** Opening TASK INPUT block **

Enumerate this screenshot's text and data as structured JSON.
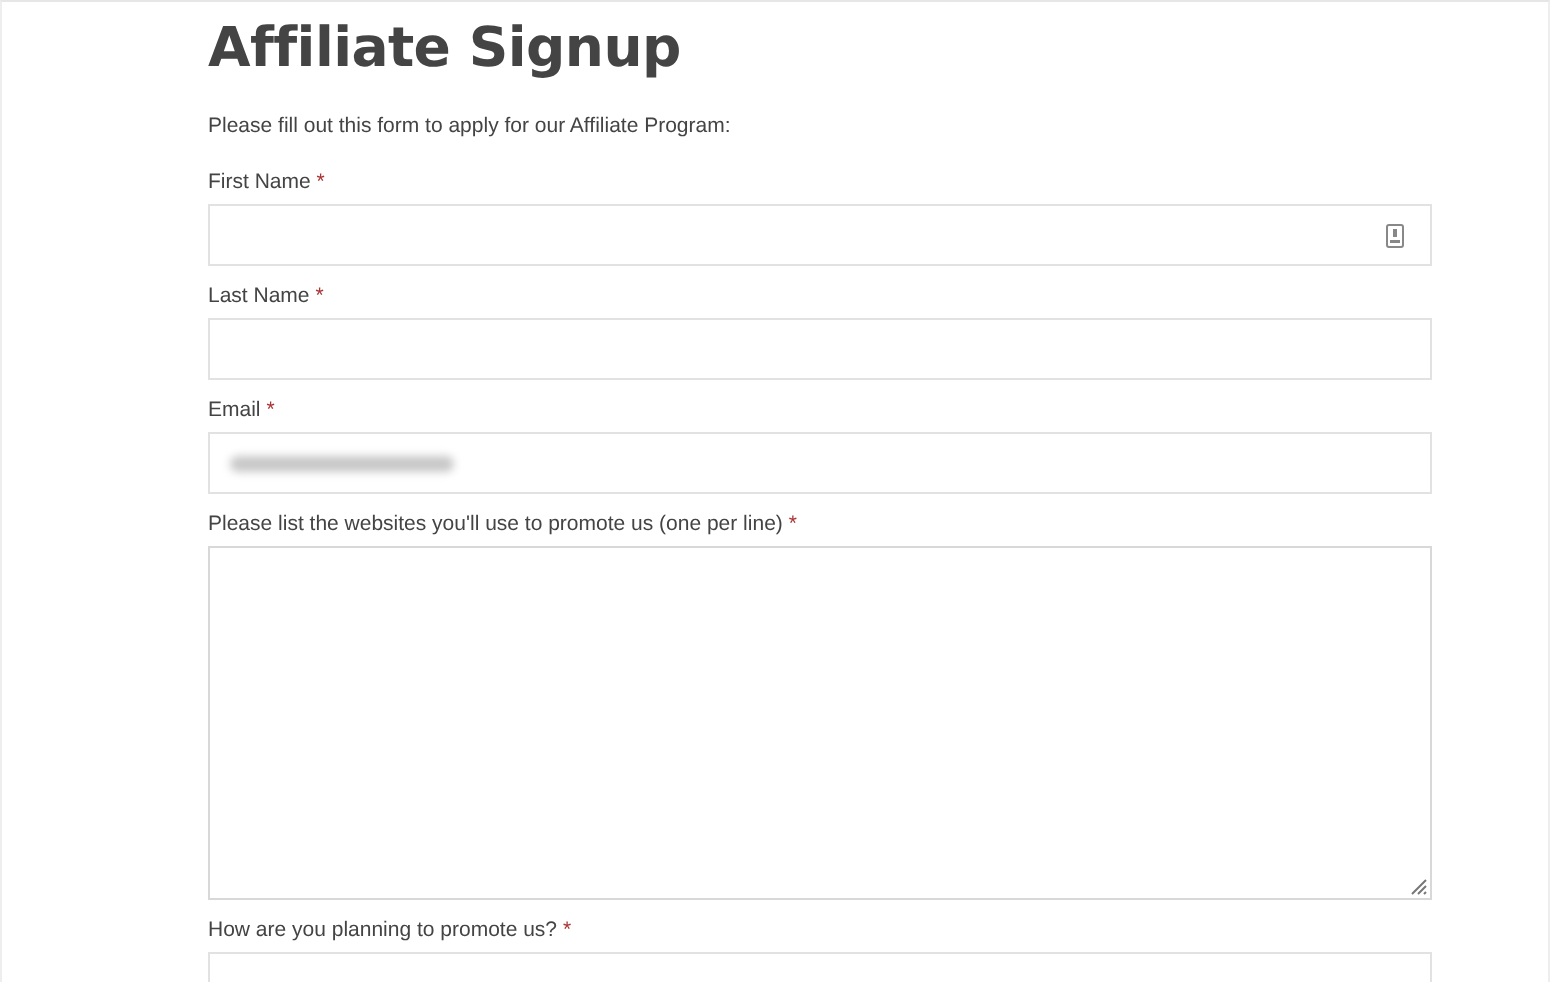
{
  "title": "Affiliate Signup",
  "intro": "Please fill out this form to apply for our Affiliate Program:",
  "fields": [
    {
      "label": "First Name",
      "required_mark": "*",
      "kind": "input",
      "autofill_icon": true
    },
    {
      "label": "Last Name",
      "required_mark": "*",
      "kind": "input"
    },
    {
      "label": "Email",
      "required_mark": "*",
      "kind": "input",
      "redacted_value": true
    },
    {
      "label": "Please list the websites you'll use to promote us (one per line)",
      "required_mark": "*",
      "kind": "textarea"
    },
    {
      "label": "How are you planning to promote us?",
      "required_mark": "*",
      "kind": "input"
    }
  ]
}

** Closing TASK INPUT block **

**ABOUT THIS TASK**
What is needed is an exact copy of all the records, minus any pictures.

**ANSWER TO THIS TASK**
Enumerate this screenshot's text and data as structured JSON.
{
  "title": "Affiliate Signup",
  "intro": "Please fill out this form to apply for our Affiliate Program:",
  "fields": [
    {
      "label": "First Name",
      "required_mark": "*",
      "kind": "input",
      "autofill_icon": true
    },
    {
      "label": "Last Name",
      "required_mark": "*",
      "kind": "input"
    },
    {
      "label": "Email",
      "required_mark": "*",
      "kind": "input",
      "redacted_value": true
    },
    {
      "label": "Please list the websites you'll use to promote us (one per line)",
      "required_mark": "*",
      "kind": "textarea"
    },
    {
      "label": "How are you planning to promote us?",
      "required_mark": "*",
      "kind": "input"
    }
  ]
}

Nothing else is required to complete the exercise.